[Website and app data records]
((

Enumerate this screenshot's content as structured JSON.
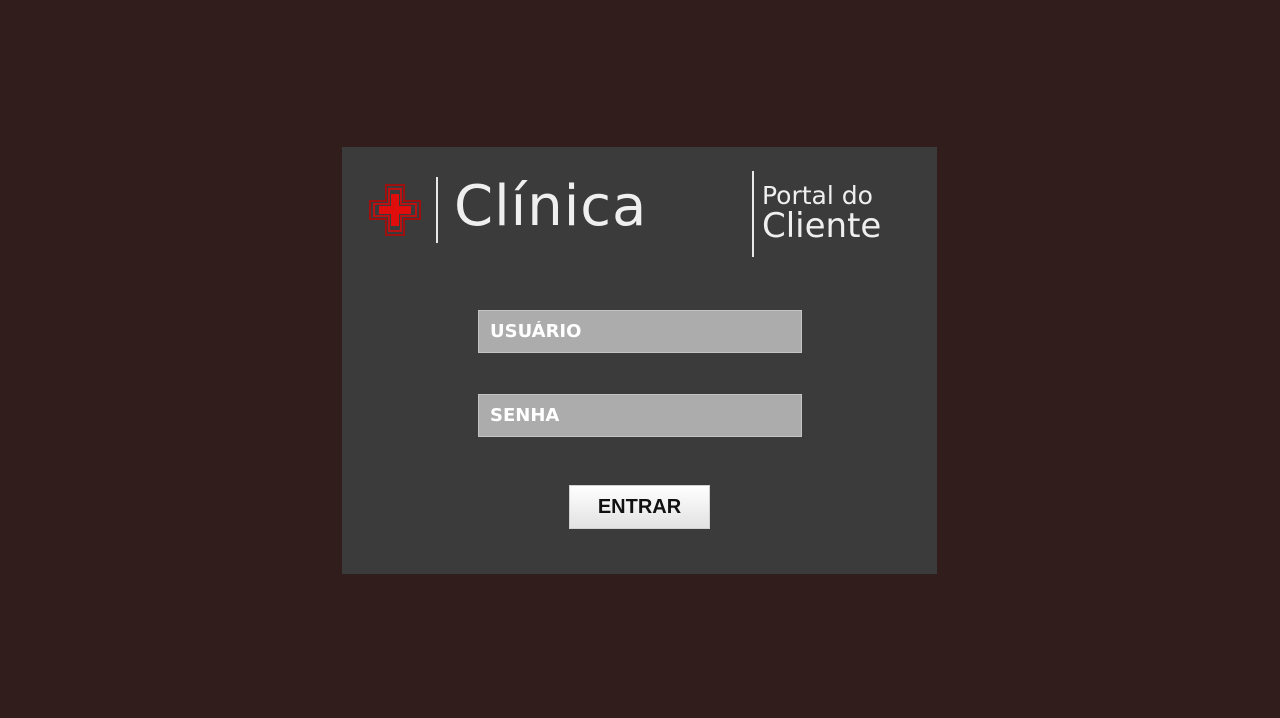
{
  "brand": {
    "icon": "medical-cross-icon",
    "name": "Clínica",
    "portal_line1": "Portal do",
    "portal_line2": "Cliente",
    "icon_color": "#d10f0f"
  },
  "form": {
    "username_placeholder": "USUÁRIO",
    "password_placeholder": "SENHA",
    "submit_label": "ENTRAR"
  },
  "colors": {
    "background": "#321d1d",
    "panel": "#3b3b3b",
    "field": "#acacac"
  }
}
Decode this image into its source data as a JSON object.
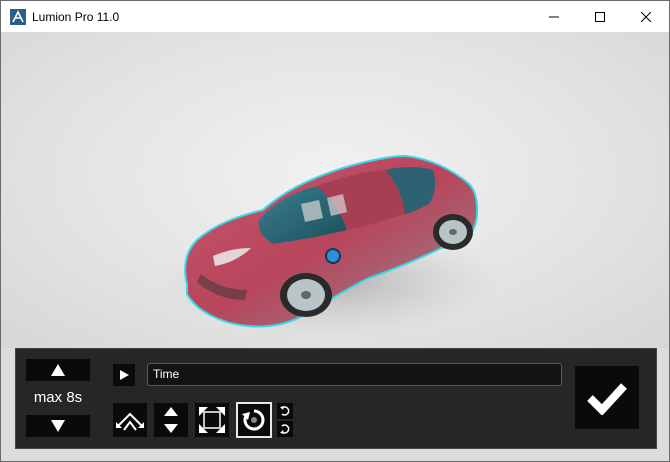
{
  "window": {
    "title": "Lumion Pro 11.0",
    "controls": [
      "minimize-icon",
      "maximize-icon",
      "close-icon"
    ]
  },
  "viewport": {
    "subject": "red sports car, selected (cyan outline)",
    "colors": {
      "car_body": "#b8455c",
      "selection_outline": "#38d7e6",
      "background": "#e2e2e2"
    }
  },
  "panel": {
    "duration_label": "max 8s",
    "duration_up_icon": "triangle-up-icon",
    "duration_down_icon": "triangle-down-icon",
    "play_icon": "play-icon",
    "time_field_value": "Time",
    "tools": [
      {
        "name": "move-horizontal-tool",
        "icon": "move-arrows-icon",
        "active": false
      },
      {
        "name": "move-vertical-tool",
        "icon": "up-down-arrows-icon",
        "active": false
      },
      {
        "name": "scale-tool",
        "icon": "expand-corners-icon",
        "active": false
      },
      {
        "name": "rotate-tool",
        "icon": "rotate-icon",
        "active": true
      }
    ],
    "rotate_direction_icons": [
      "rotate-cw-small-icon",
      "rotate-ccw-small-icon"
    ],
    "confirm_icon": "checkmark-icon",
    "colors": {
      "panel_bg": "#262626",
      "button_bg": "#0a0a0a",
      "text": "#ffffff"
    }
  }
}
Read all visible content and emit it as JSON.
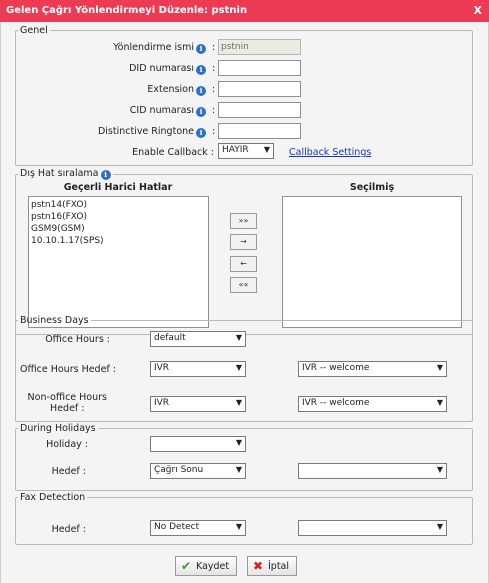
{
  "dialog": {
    "title": "Gelen Çağrı Yönlendirmeyi Düzenle: pstnin",
    "close_label": "X"
  },
  "genel": {
    "legend": "Genel",
    "route_name_label": "Yönlendirme ismi",
    "route_name_value": "pstnin",
    "did_label": "DID numarası",
    "did_value": "",
    "extension_label": "Extension",
    "extension_value": "",
    "cid_label": "CID numarası",
    "cid_value": "",
    "ringtone_label": "Distinctive Ringtone",
    "ringtone_value": "",
    "callback_label": "Enable Callback :",
    "callback_value": "HAYIR",
    "callback_settings_link": "Callback Settings",
    "colon": ":"
  },
  "trunks": {
    "legend": "Dış Hat sıralama",
    "available_header": "Geçerli Harici Hatlar",
    "selected_header": "Seçilmiş",
    "available": [
      "pstn14(FXO)",
      "pstn16(FXO)",
      "GSM9(GSM)",
      "10.10.1.17(SPS)"
    ],
    "selected": [],
    "btn_all_right": "»»",
    "btn_right": "→",
    "btn_left": "←",
    "btn_all_left": "««"
  },
  "business": {
    "legend": "Business Days",
    "office_hours_label": "Office Hours :",
    "office_hours_value": "default",
    "oh_dest_label": "Office Hours Hedef :",
    "oh_dest_type": "IVR",
    "oh_dest_value": "IVR -- welcome",
    "noh_dest_label_line1": "Non-office Hours",
    "noh_dest_label_line2": "Hedef :",
    "noh_dest_type": "IVR",
    "noh_dest_value": "IVR -- welcome"
  },
  "holidays": {
    "legend": "During Holidays",
    "holiday_label": "Holiday :",
    "holiday_value": "",
    "dest_label": "Hedef :",
    "dest_type": "Çağrı Sonu",
    "dest_value": ""
  },
  "fax": {
    "legend": "Fax Detection",
    "dest_label": "Hedef :",
    "dest_type": "No Detect",
    "dest_value": ""
  },
  "actions": {
    "save_label": "Kaydet",
    "cancel_label": "İptal"
  },
  "icons": {
    "info": "i",
    "arrow": "▼",
    "save": "✔",
    "cancel": "✖"
  },
  "colors": {
    "titlebar": "#ee3b54",
    "link": "#1a33c8",
    "info": "#2d6fc4",
    "save_icon": "#3a9a2a",
    "cancel_icon": "#d42020"
  }
}
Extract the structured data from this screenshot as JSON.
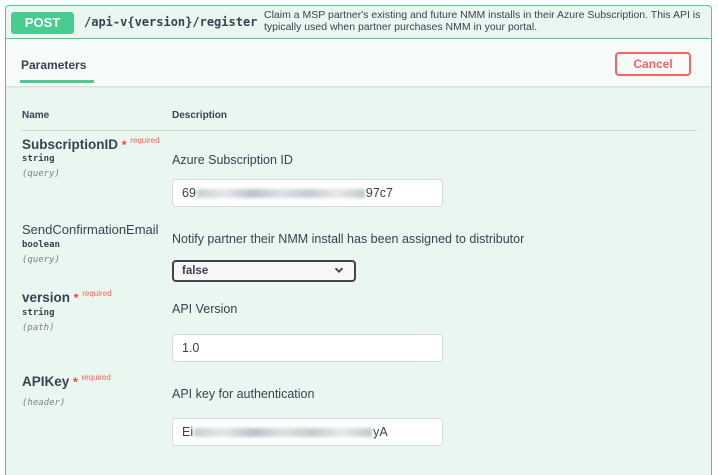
{
  "operation": {
    "method": "POST",
    "path": "/api-v{version}/register",
    "summary": "Claim a MSP partner's existing and future NMM installs in their Azure Subscription. This API is typically used when partner purchases NMM in your portal."
  },
  "parameters_panel": {
    "tab_label": "Parameters",
    "cancel_label": "Cancel",
    "col_name": "Name",
    "col_description": "Description",
    "required_star": "*",
    "required_label": "required"
  },
  "params": [
    {
      "name": "SubscriptionID",
      "type": "string",
      "in": "(query)",
      "required": true,
      "description": "Azure Subscription ID",
      "value_prefix": "69",
      "value_suffix": "97c7"
    },
    {
      "name": "SendConfirmationEmail",
      "type": "boolean",
      "in": "(query)",
      "required": false,
      "description": "Notify partner their NMM install has been assigned to distributor",
      "selected": "false"
    },
    {
      "name": "version",
      "type": "string",
      "in": "(path)",
      "required": true,
      "description": "API Version",
      "value": "1.0"
    },
    {
      "name": "APIKey",
      "in": "(header)",
      "required": true,
      "description": "API key for authentication",
      "value_prefix": "Ei",
      "value_suffix": "yA"
    }
  ],
  "colors": {
    "post_green": "#49cc90",
    "panel_bg": "#eaf6f0",
    "cancel_red": "#ff6060",
    "required_red": "#ff3b3b"
  },
  "icons": {
    "select_arrow": "chevron-down-icon"
  }
}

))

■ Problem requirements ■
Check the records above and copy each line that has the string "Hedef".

■ Answer box ■
    "oh_dest_label": "Office Hours Hedef :",
    "noh_dest_label_line2": "Hedef :",
    "dest_label": "Hedef :",
    "dest_label": "Hedef :",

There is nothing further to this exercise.